Exercise directions -> Filter the records for "Cycling" and keep each line that has it.
☆ ☆ ☆ ☆ ☆
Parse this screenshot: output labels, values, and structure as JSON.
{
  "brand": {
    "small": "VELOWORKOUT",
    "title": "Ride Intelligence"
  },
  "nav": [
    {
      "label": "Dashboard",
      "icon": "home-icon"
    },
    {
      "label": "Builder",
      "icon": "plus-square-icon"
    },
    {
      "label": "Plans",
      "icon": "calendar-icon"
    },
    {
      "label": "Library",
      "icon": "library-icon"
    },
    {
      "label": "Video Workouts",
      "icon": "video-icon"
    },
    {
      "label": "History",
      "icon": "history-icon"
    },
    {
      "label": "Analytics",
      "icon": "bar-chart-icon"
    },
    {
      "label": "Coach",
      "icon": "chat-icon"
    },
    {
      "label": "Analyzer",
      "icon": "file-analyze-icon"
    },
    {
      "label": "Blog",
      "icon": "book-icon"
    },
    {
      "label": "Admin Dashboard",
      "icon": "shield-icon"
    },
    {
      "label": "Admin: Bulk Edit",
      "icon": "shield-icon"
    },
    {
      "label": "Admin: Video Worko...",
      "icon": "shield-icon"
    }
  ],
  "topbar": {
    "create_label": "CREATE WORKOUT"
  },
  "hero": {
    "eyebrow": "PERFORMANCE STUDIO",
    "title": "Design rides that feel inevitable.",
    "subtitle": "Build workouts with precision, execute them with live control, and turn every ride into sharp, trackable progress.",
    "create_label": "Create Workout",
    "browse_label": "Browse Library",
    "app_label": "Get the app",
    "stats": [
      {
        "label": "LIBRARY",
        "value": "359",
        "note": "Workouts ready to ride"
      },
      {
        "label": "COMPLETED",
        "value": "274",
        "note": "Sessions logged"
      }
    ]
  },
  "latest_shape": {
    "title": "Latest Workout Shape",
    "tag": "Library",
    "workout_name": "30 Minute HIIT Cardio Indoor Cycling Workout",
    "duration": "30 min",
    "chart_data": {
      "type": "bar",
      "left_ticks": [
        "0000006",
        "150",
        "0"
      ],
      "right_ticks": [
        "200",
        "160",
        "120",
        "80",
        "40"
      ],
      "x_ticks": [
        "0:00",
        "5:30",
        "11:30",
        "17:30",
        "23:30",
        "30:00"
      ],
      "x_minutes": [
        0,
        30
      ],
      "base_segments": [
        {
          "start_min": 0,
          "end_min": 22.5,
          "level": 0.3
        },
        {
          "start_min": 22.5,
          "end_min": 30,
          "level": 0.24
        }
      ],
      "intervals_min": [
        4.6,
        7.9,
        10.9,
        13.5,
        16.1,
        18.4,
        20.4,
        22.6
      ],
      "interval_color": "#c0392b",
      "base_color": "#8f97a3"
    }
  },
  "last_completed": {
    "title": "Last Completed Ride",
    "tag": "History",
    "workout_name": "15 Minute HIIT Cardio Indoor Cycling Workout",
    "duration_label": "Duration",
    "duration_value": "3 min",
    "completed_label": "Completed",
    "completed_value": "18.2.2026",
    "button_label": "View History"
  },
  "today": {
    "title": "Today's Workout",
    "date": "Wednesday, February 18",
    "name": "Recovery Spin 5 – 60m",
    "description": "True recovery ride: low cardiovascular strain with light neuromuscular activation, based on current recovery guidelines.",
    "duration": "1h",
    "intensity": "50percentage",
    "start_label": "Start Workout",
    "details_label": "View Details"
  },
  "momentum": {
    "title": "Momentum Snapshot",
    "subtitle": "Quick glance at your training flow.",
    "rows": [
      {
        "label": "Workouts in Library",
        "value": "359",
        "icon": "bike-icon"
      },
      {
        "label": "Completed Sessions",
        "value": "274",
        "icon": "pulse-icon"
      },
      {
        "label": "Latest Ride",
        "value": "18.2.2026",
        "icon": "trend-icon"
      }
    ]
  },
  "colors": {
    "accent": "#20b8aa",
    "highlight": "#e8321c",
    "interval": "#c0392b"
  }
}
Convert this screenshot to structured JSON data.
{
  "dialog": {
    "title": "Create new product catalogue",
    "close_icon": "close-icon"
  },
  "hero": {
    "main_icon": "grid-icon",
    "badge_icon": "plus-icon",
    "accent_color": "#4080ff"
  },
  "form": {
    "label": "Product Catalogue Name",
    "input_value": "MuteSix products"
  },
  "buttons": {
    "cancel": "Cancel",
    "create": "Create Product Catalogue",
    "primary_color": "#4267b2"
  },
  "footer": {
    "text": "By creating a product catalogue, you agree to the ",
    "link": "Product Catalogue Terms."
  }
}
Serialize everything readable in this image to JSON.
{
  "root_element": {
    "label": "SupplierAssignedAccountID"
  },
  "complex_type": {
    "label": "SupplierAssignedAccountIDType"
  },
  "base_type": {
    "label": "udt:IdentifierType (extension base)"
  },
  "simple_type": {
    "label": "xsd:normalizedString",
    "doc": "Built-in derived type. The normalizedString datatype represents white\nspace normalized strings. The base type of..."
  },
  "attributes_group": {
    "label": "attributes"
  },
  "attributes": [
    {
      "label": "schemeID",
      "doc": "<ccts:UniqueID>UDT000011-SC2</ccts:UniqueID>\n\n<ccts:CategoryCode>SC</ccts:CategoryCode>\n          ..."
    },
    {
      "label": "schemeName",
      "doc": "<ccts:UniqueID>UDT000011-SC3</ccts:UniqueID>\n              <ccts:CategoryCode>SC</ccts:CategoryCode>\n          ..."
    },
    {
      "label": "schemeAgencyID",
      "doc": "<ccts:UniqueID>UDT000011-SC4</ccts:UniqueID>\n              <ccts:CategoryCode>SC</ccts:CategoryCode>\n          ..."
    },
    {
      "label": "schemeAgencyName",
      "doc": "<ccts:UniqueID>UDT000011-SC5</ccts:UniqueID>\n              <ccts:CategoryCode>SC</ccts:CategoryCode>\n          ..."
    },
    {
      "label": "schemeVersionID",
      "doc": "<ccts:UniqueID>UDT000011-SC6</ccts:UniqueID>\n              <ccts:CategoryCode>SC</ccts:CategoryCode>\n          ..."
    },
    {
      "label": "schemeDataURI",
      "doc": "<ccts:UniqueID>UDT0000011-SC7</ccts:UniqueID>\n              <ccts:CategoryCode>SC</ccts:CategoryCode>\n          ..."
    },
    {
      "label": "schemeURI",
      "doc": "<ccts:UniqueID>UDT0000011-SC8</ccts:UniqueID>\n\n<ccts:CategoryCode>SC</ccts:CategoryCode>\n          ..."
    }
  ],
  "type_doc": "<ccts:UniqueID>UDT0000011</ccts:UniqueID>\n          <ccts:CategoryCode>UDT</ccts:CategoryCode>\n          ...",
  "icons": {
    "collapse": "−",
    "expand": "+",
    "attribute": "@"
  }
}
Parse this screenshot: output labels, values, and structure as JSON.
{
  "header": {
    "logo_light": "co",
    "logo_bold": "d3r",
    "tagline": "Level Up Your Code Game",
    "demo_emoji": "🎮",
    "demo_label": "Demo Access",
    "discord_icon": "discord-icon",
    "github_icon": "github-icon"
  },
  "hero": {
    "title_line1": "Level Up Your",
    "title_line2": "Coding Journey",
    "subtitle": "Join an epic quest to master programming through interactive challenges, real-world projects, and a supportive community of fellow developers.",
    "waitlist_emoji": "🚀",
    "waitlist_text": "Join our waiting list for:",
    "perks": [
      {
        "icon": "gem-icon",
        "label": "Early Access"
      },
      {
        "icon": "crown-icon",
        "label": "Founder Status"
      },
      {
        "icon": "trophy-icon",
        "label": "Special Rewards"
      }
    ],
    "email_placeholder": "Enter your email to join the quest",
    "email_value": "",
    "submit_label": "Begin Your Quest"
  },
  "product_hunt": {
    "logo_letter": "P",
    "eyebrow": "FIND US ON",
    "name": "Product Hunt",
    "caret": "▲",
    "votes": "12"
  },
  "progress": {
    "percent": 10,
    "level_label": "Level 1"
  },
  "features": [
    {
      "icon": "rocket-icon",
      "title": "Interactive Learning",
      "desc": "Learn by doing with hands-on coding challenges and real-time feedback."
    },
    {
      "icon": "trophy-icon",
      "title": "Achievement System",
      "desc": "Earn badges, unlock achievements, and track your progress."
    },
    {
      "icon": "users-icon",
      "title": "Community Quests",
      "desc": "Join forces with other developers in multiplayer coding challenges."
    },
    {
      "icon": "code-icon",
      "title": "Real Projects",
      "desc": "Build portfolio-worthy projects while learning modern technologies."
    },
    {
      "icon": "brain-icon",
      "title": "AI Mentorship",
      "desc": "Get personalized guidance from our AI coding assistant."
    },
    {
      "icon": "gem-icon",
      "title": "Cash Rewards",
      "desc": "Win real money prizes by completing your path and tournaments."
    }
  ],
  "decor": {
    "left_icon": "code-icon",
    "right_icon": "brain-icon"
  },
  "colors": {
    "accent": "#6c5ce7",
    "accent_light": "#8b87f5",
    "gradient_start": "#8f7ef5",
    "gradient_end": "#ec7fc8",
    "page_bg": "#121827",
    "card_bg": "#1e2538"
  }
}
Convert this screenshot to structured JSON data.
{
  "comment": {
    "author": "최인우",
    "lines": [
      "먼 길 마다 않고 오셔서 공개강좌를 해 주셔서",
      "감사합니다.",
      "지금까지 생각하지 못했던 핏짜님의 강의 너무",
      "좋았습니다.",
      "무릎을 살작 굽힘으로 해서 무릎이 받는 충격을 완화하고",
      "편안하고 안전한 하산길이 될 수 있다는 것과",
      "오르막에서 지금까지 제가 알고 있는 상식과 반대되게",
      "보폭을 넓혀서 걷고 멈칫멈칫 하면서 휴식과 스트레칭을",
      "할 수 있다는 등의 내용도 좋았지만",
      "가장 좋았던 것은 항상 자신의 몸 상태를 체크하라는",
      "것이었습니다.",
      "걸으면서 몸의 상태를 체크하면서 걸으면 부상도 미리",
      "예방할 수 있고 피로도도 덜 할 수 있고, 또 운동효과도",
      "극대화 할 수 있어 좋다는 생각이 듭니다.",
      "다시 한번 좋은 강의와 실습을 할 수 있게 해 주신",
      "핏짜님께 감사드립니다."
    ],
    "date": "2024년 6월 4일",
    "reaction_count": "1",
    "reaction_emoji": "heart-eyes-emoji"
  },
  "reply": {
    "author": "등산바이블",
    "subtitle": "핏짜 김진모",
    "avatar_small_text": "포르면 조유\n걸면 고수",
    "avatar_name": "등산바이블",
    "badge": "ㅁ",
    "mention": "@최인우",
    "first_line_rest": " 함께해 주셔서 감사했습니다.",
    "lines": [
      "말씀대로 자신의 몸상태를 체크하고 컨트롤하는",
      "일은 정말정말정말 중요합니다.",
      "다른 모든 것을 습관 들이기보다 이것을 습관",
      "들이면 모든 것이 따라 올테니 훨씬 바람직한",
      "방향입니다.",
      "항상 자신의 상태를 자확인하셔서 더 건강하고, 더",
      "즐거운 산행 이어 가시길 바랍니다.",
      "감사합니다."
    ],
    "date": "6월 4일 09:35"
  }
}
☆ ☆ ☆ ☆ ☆
Solution ->
    "workout_name": "30 Minute HIIT Cardio Indoor Cycling Workout",
    "workout_name": "15 Minute HIIT Cardio Indoor Cycling Workout",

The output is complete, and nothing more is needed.